The first human case of West Nile virus in the Niagara region has been confirmed after a paper from Brock University’s entomologist department was published. Suggesting that a West Nile outbreak was not only possible, but probable. The research article, which is available in PLOS ONE, an open-access, peer-reviewed journal, was written by graduate student Bryan Giordano with the help of Sukhdeep Kaur and supervised by Brock scientist Dr. Fiona Hunter.
Though this is the first human case to occur in the Niagara region this year, there are over sixteen cases in Ontario, the most recent to be confirmed being a man from Sudbury What is most particular about the Sudbury case, is that the man was in an area that has yet to find any mosquitoes carrying the virus. This is unlike the Niagara region which has already reported twelve different locations to be carrying the West Nile virus.
Additional reports of the West Nile virus being contracted by a human have been made in other provinces as well, including a Manitoban youth who had to be hospitalized experiencing neurological symptoms after possibly contracting the virus during the last week of July.
The Niagara health department has yet to confirm where the person who contracted the West Nile virus lives within the Niagara region, nor their name. However, through the study conducted by Giordano and Hunter, there appears to be a strong probability that an epidemic will likely happen, with an estimate of 340 people possibly being infected by the virus (in Ontario) this fall. If this number is correct, Ontario will likely experience an epidemic equal to the 2012 epidemic of similar numbers, only being outdone by the 2002 outbreak that had over 394 reported cases.
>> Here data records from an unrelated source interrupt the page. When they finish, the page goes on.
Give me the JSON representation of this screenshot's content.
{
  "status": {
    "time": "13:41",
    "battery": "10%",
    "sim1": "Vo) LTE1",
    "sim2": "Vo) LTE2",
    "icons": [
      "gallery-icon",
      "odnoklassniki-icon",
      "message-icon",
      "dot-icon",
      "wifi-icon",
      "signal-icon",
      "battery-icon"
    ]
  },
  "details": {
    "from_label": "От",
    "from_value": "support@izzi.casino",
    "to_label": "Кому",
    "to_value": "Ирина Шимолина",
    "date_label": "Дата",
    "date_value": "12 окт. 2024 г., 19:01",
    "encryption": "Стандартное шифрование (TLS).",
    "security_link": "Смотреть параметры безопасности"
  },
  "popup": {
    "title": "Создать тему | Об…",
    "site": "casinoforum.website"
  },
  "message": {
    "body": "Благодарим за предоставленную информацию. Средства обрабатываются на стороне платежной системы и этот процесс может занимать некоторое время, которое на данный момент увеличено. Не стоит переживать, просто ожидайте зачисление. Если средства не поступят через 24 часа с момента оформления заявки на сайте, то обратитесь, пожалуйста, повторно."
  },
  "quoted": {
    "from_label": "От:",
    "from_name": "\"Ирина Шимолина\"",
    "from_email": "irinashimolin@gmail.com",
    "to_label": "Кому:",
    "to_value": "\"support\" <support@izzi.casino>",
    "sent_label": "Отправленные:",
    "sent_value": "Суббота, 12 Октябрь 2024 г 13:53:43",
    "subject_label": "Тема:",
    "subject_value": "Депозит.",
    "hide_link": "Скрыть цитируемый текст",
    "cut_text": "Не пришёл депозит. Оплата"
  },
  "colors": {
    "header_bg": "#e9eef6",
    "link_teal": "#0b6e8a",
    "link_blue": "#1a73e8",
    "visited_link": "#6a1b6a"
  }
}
The research article attempts to describe geographical and seasonal trends in West Nile virus through the use of acquired records of West Nile virus human and mosquito surveillance from 2002 to 2013. This data comes from the province-wide surveillance program put in place after the West Nile virus first came to Ontario in 2001, the virus eventually spreading across the entire province and infecting humans. They have used climate data from seven different municipalities as well to help further investigate how temperature and precipitation might affect West Nile virus transmission dynamics. Through the use of this data, Giordano and Hunter are attempting to create an equation that can calculate the number of probable human cases of West Nile virus.
Additionally, the study notes that while there has been a lot of awareness raised for the West Nile Virus, and pesticide use to end it, it is still the leading cause of mosquito-borne disease in Canada.
While many who contract West Nile virus often have no symptoms, up to 20 per cent of those will experience flu-like symptoms between 2-5 days after contracting West Nile, including fever, body aches, vomiting, or a rash on the chest or back. An even smaller percentage of people contracting West Nile will be subject to serious symptoms like numbness, sensitivity to light, and muscle weakness.
One per cent of those infected may develop brain infections, like Meningitis.
While there is no way to stay the possibility of a West Nile epidemic, the best way to protect yourself is through prevention. Make sure to empty any standing water that might be left on your property for longer than a week to avoid mosquitoes laying eggs there. Make sure to cover up when you’re outside, especially during the hours between dusk and dawn. Wear light colours and, if outside for long periods of time, consider additional protective clothing designed to keep bugs away.
`Bug repellants are another way of keeping the mosquitoes off, particularly ones that contain DEET. While natural repellant products like citronella candles repel mosquitoes, the repellant is comes from the smoke the candle emits so the person would have to be completely surrounded by the smoke to be fully protected from mosquitoes.
If you believe you may have already contracted the West Nile virus, contact your doctor or healthcare practitioner and your local public health unit (can be found at https://www.phdapps.health.gov.on.ca/PHULocator/). For more information on the West Nile virus, please visit https://www.ontario.ca/page/west-nile-virus.